Patients were considered to have received COVID-19 vaccination based on source documentation or plausible self-report if the date and place of vaccination was provided by the parent or guardian at the time of interview. Since the mRNA-1273 vaccine (Moderna) and the Ad26.COV2.S vaccine (Johnson & Johnson-Johnson) were not authorized for use in adolescents at the start of the study, patients who received those vaccines were excluded. Was placed. Patients were classified as unvaccinated (no receipt of BNT162b2 vaccine prior to disease onset) or vaccinated if the most recent dose (the first or second dose of BNT162b2 vaccine) was administered at least two weeks before disease onset. was administered at least 14 days ago. Adolescents who received only one dose of vaccine or who received a second dose less than 14 days before disease onset were considered partially vaccinated; Those who received two doses at least 14 days before the onset of illness were considered fully vaccinated. Patients who had received only one dose 14 days before disease onset were excluded from the analysis.2
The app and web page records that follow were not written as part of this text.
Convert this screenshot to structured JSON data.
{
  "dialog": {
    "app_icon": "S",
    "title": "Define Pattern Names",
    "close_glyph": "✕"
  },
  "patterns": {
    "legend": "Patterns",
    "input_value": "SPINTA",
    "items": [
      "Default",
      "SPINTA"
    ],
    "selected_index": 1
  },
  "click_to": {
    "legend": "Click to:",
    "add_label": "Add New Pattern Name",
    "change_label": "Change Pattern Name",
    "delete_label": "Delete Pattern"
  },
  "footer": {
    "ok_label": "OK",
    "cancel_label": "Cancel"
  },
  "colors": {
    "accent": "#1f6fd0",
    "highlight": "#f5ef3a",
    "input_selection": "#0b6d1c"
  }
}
The primary outcome determined was COVID-19 resulting in hospitalization, ICU admission, receipt of life-supporting intervention, or death. Life support was defined as the attainment of non-invasive or invasive mechanical ventilation, vasoactive infusion, or extracorporeal membrane oxygenation.
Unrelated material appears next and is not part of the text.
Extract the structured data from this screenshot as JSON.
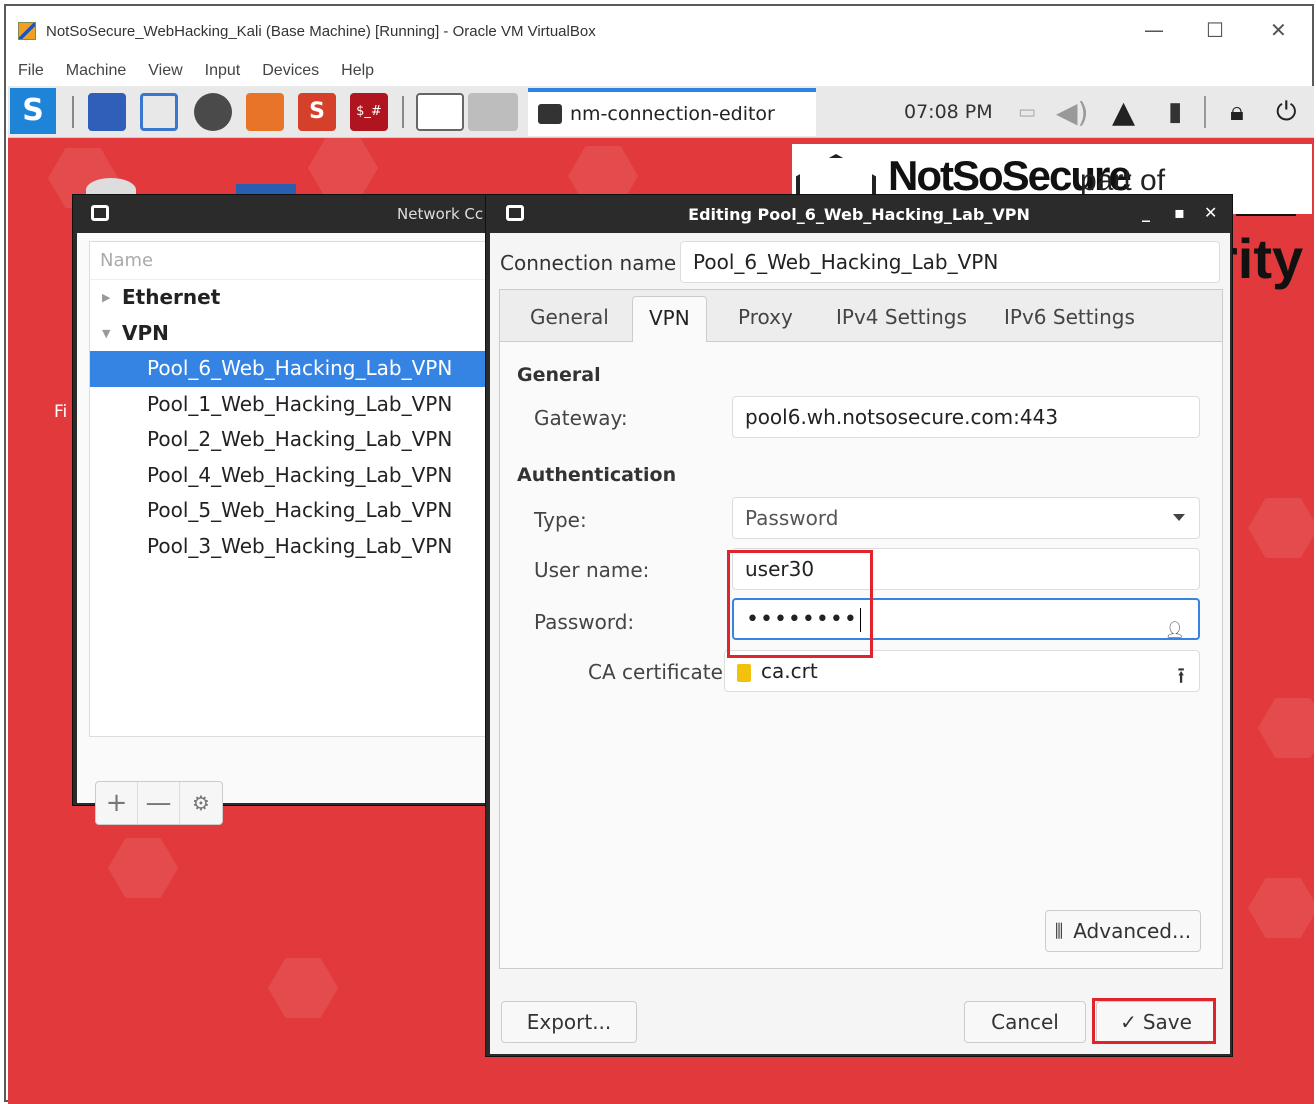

We first performed bivariate analysis to assess differences between groups in characteristics based on case status (case patient versus control) and vaccination status (fully vaccinated versus non-vaccinated). We then constructed logistic-regression models for the predefined primary outcomes, so that patients with prior immunization (fully or partially vaccinated versus non-vaccinated) compared with controls, with corresponding 95% confidence intervals. The odds ratio can be calculated. A priori, we adjusted models for US census area, calendar date of entry, age, sex, and race or ethnic group.6,10 To evaluate clustering according to hospital, we also included hospital as a random effect in the mixed-effects regression model, an analysis that did not significantly change the results. Using a change-in-estimate approach, we assessed other potential confounding factors (presence of underlying health conditions, specific underlying conditions and scores on the social vulnerability index), which were not included in the final model because these factors were not were changed. The odds ratio for vaccination is greater than 5%.6,21
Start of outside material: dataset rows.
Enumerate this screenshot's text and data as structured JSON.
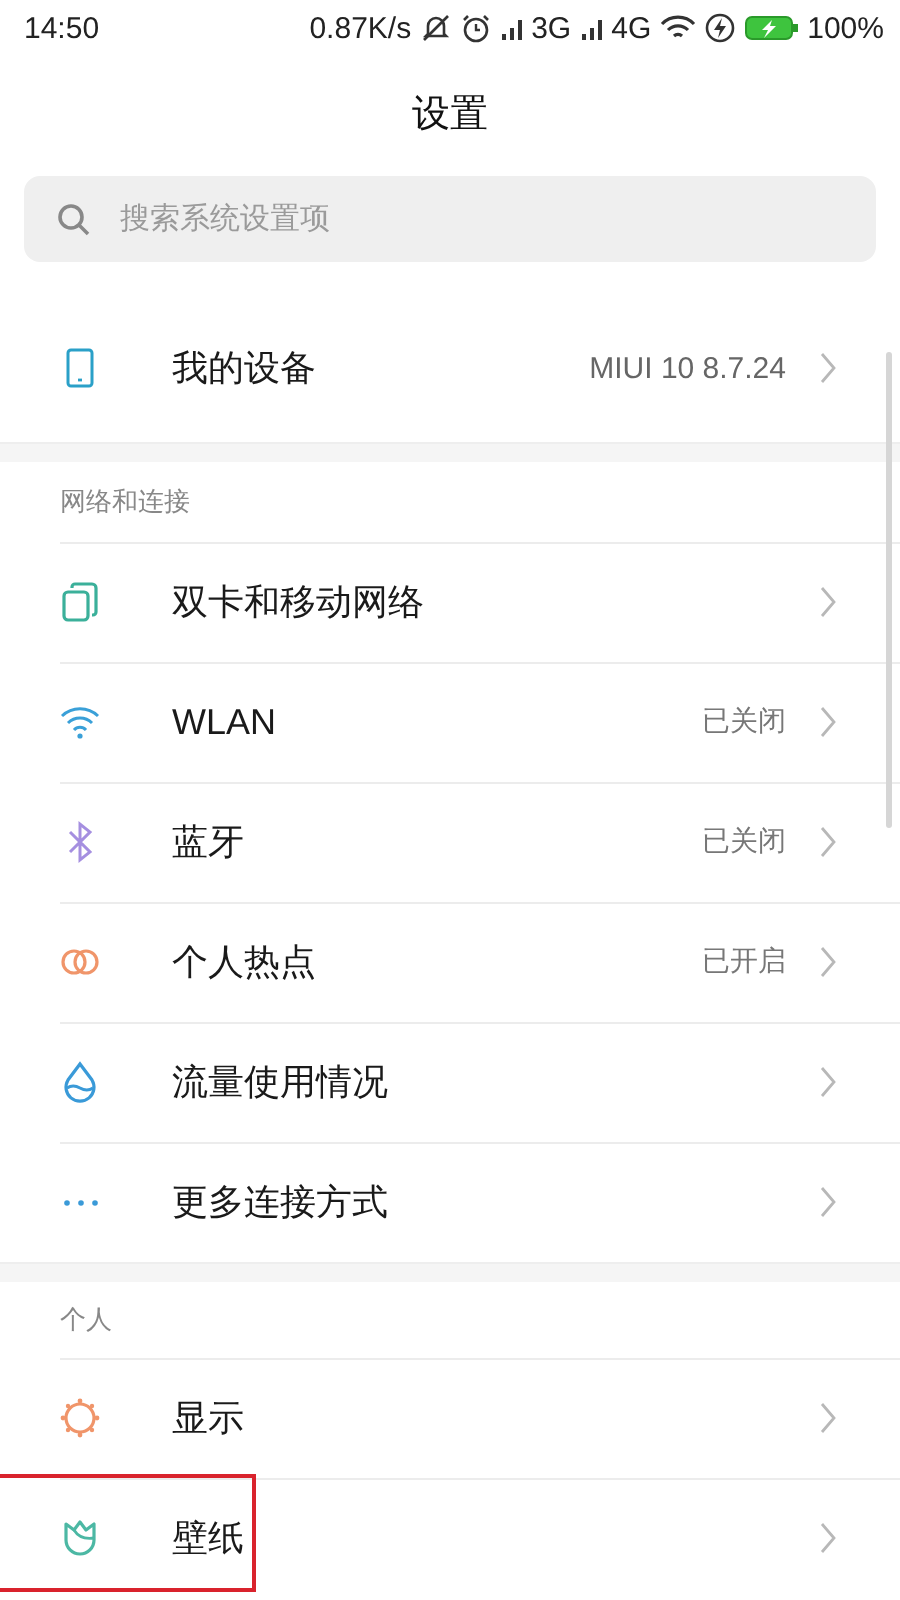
{
  "status_bar": {
    "time": "14:50",
    "speed": "0.87K/s",
    "network_1": "3G",
    "network_2": "4G",
    "battery": "100%"
  },
  "title": "设置",
  "search": {
    "placeholder": "搜索系统设置项"
  },
  "device": {
    "label": "我的设备",
    "value": "MIUI 10 8.7.24"
  },
  "sections": [
    {
      "header": "网络和连接",
      "items": [
        {
          "label": "双卡和移动网络",
          "highlighted": false
        },
        {
          "label": "WLAN",
          "value": "已关闭",
          "highlighted": false
        },
        {
          "label": "蓝牙",
          "value": "已关闭",
          "highlighted": false
        },
        {
          "label": "个人热点",
          "value": "已开启",
          "highlighted": false
        },
        {
          "label": "流量使用情况",
          "highlighted": false
        },
        {
          "label": "更多连接方式",
          "highlighted": false
        }
      ]
    },
    {
      "header": "个人",
      "items": [
        {
          "label": "显示",
          "highlighted": false
        },
        {
          "label": "壁纸",
          "highlighted": true
        }
      ]
    }
  ]
}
We calculated vaccine effectiveness against primary outcomes by comparing the odds of complete vaccination against COVID-19 between patients and controls using the equation of vaccine effectiveness of (1-adjusted odds ratio) × 100 determined from a logistic-regression model . We used Forth logistic regression (a penalized probability-based method) for models with fewer than five vaccinated patients.22 Pre-planned subgroup analysis included the effectiveness against covid-19 hospitalization by age group (12 to 15 years vs 16 to 18 years) and the safety of partial immunization with BNT162B2 vaccine against covid-19 hospitalization Was. We calculated the effectiveness with each control group separately and combined with the two control groups in total. The width of the confidence interval has not been adjusted for multiplicity, so the interval should not be used to estimate vaccine effectiveness for subgroup analyses. All statistical analyzes were performed using SAS software version 9.4 (SAS Institute).